If risk management software had been available in 1929, it could have identified the potential risks associated with buying on margin and quantified the potential impact of a market decline on investments. This information could have helped investors make more informed investment decisions and potentially prevented the over-speculation that led to the crash.
In addition, risk management software could have helped identify the need for better government regulation of the stock market. At the time, there were few regulations governing the stock market, and many companies were engaging in fraudulent practices to inflate their stock prices. If risk management software had been available, it could have helped identify these fraudulent practices and alerted government regulators to the need for stronger oversight.
The Role of Risk Management Software in Partially Avoiding the 2008 Financial Crisis
Unlike the 1929 stock market crash, risk management software played a significant role in partially avoiding the 2008 financial crisis by enabling financial institutions to identify and manage risks in their portfolios. The software provided institutions with a comprehensive view of their exposure to various types of risks, such as market risk, credit risk, and liquidity risk, among others. This allowed them to take proactive measures to minimize the impact of potential financial disruptions.
For example, consider a scenario where a financial institution has a significant exposure to the housing market. Before the 2008 financial crisis, many financial institutions held mortgage-backed securities that were backed by subprime loans. These loans were given to borrowers with poor credit scores and often carried higher interest rates.

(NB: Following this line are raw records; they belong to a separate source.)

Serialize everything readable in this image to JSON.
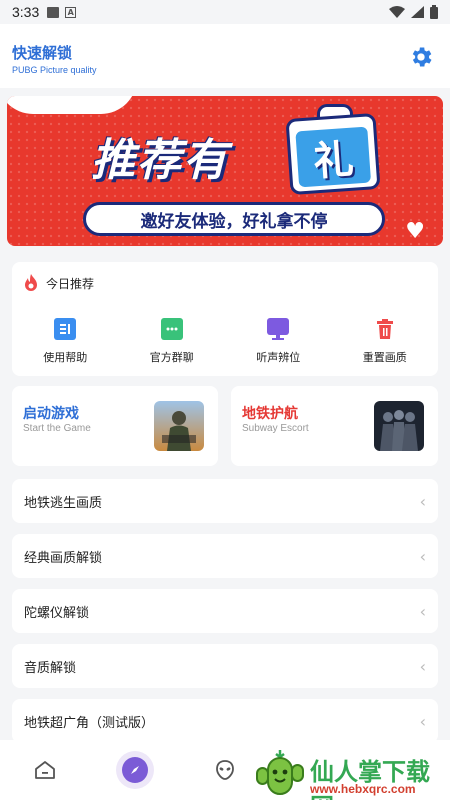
{
  "status_bar": {
    "time": "3:33",
    "icons": [
      "image-icon",
      "a-letter-icon",
      "wifi-icon",
      "signal-icon",
      "battery-icon"
    ]
  },
  "header": {
    "title": "快速解锁",
    "subtitle": "PUBG Picture quality"
  },
  "banner": {
    "headline": "推荐有",
    "gift_char": "礼",
    "caption": "邀好友体验，好礼拿不停"
  },
  "today": {
    "title": "今日推荐",
    "items": [
      {
        "label": "使用帮助",
        "icon": "help-doc-icon",
        "color": "#3a8ef0"
      },
      {
        "label": "官方群聊",
        "icon": "chat-icon",
        "color": "#39c27a"
      },
      {
        "label": "听声辨位",
        "icon": "monitor-icon",
        "color": "#7d5ae0"
      },
      {
        "label": "重置画质",
        "icon": "trash-icon",
        "color": "#ef4b4b"
      }
    ]
  },
  "games": [
    {
      "title": "启动游戏",
      "subtitle": "Start the Game",
      "color": "#2f6fd6"
    },
    {
      "title": "地铁护航",
      "subtitle": "Subway Escort",
      "color": "#e53935"
    }
  ],
  "menu": [
    {
      "label": "地铁逃生画质"
    },
    {
      "label": "经典画质解锁"
    },
    {
      "label": "陀螺仪解锁"
    },
    {
      "label": "音质解锁"
    },
    {
      "label": "地铁超广角（测试版）"
    }
  ],
  "chevron": "‹",
  "bottom_nav": [
    "home-icon",
    "compass-icon",
    "alien-icon"
  ],
  "watermark": {
    "title": "仙人掌下载网",
    "url": "www.hebxqrc.com"
  },
  "colors": {
    "accent": "#2f6fd6",
    "banner_red": "#e8382d",
    "nav_active": "#7b5bd6"
  }
}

Using risk management software, the financial institution would have been able to identify the potential risks associated with these subprime loans. The software would have enabled the institution to evaluate the creditworthiness of borrowers, assess the value of underlying assets, and identify potential liquidity issues.
Furthermore, the software would have enabled the institution to stress test their portfolio to determine how it would perform in a worst-case scenario. The stress test would have simulated a housing market crash and evaluated how the institution’s portfolio would perform in such an event. The software would have identified any potential risks and allowed the institution to take action to mitigate them.
Now let’s consider how the evolution of risk management software will help prevent future disasters. For instance, suppose a financial institution has a significant exposure to the energy market. The institution uses risk management software that incorporates advanced algorithms to analyze real-time data from a variety of sources, such as news feeds, social media, and satellite imagery.
The software would enable the institution to identify emerging risks, such as a sudden shift in energy prices or geopolitical instability, and provide instant alerts to stakeholders. Additionally, the software would enable the institution to incorporate machine learning and artificial intelligence algorithms to make more informed decisions about their portfolios.
These advanced technologies would allow the software to analyze vast amounts of data, identify patterns, and provide predictive insights into potential risks. This would help institutions to take proactive measures to mitigate their risks, such as diversifying their portfolios, implementing new risk management strategies, or reducing their exposure to vulnerable markets.
In conclusion, risk management software played a crucial role in partially avoiding the 2008 financial crisis by enabling financial institutions to manage their risks effectively. The evolution of risk management software will further enhance its ability to prevent future disasters by incorporating advanced algorithms and technologies to analyze real-time data, identify emerging risks, and provide predictive insights into potential risks.